“On both sides, there are echo chambers. It’s not just that there is an echo chamber on the side that is challenging the science of climate change,” says study coauthor Lorien Jasny. “What we do find, though, is that specific minority positions, particularly against the consensual science on climate change, tend to be amplified and distorted through these echo chambers—especially around challenging the science of climate change.”

“Social structures that increase partisanship and extremity in these views do little else but hamper political and scientific progress.”

Fueling the conservative climate change echo chamber, says Jansy, is a recycling of data that challenges the accepted science of climate change, “so it seems like there are a lot of people who are saying the same thing. And they are because it’s all coming from the same source.”

“Whereas, on the other side,” Jansy adds, “you have many sources saying the same thing coming from their own independent research.”

The study’s authors identified over 1,500 influential actors on climate change policy by compiling everyone who testified during a hearing about climate change during a period of two congressional sessions, any organization that registered to lobby on the subject of climate change, and any political actor participating in the 2009 United Nations Climate Change Conference in Copenhagen. The authors ranked all of the actors based on how frequently they appeared on the list to come up with the 100 most influential individuals and organizations working on climate change policy. They then conducted a survey of the top 100 asking about their sources of information.

The researchers graphed their answers using statistical models to identify the presence of echo chambers, which occur when two actors with same preexisting beliefs share information in the way that reinforces those beliefs, or when an individual gets the same information through multiple sources.

“If you want to get a balanced view of science, you go to many different people to get your sources of information,” says study coauthor Dana Fisher. “We ended up finding that, instead, the information was being transmitted through what we’re calling ‘echo chambers.’ We’d see specific actors getting information from multiple sources, but their actual original source of information is the same. And it’s all people who have the same opinion when you ask them a question about climate change.”

Within the scientific community, the debate over the reality of man-made climate change is almost entirely settled. A large-scale review of scientific studies on the subject of climate change that took a position on one side or the other found that 97 percent held that the planet is warming due to human activity.

“If you want to get a balanced view of science, you go to many different people to get your sources of information.”

Even so, in a vote held in January 2015, 49 United States senators came out against the non-binding measure holding that climate change was both real and man-made.

The study asserts that it’s possible for so many elected leaders to hold a view counter to the scientific consensus due to echo chambers constantly reinforcing the voices of the small number of scientists who argue against anthropogenic climate change.

This congressional split on climate change is also reflected in the American populace as a whole. Polling data released by the Carsey Institute last year found climate change to be the single most divisive issue in American politics.
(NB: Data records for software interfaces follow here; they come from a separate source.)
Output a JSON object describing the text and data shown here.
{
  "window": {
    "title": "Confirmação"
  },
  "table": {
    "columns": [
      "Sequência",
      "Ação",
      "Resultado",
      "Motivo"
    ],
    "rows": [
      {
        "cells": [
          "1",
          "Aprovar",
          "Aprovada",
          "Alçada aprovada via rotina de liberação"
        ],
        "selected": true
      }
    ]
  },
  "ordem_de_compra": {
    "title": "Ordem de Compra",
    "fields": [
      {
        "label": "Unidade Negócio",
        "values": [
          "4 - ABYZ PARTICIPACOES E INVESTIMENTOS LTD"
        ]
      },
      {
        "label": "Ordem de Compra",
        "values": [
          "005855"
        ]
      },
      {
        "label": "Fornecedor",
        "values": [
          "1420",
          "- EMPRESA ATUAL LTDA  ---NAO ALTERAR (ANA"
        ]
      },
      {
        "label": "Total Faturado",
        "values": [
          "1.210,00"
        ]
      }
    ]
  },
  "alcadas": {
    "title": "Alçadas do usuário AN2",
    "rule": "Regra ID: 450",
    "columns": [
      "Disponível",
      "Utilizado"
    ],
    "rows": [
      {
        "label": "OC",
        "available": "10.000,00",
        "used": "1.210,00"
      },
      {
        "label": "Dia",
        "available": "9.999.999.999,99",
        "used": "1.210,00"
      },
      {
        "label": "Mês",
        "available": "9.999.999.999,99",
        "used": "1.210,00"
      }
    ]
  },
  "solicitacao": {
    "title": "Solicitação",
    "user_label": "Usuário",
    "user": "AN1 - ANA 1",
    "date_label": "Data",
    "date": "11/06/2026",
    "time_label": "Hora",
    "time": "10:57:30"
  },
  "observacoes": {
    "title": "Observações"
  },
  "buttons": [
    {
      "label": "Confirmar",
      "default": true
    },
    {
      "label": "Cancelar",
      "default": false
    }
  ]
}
A whopping 83 percent of Democrats acknowledge that human beings are responsible for climate change, while only 36 percent of Republicans and 23 percent of Tea Party members do the same.

The study’s authors argue that the existence of echo chambers is largely a result of policymakers largely selecting experts based on advancing their specific political agendas rather than in an attempt to obtain the most relevant information, regardless of its source.

“Our findings suggest that scientific experts are called on by political actors, not just for the completeness of their knowledge, but for how well they fit into particular political narratives,” the coauthors write.

“Social structures that increase partisanship and extremity in these views do little else,” they add, “but hamper political and scientific progress.”

A version of this story originally appeared on the Daily Dot on May 26, 2015. 

Illustration via Max Fleishman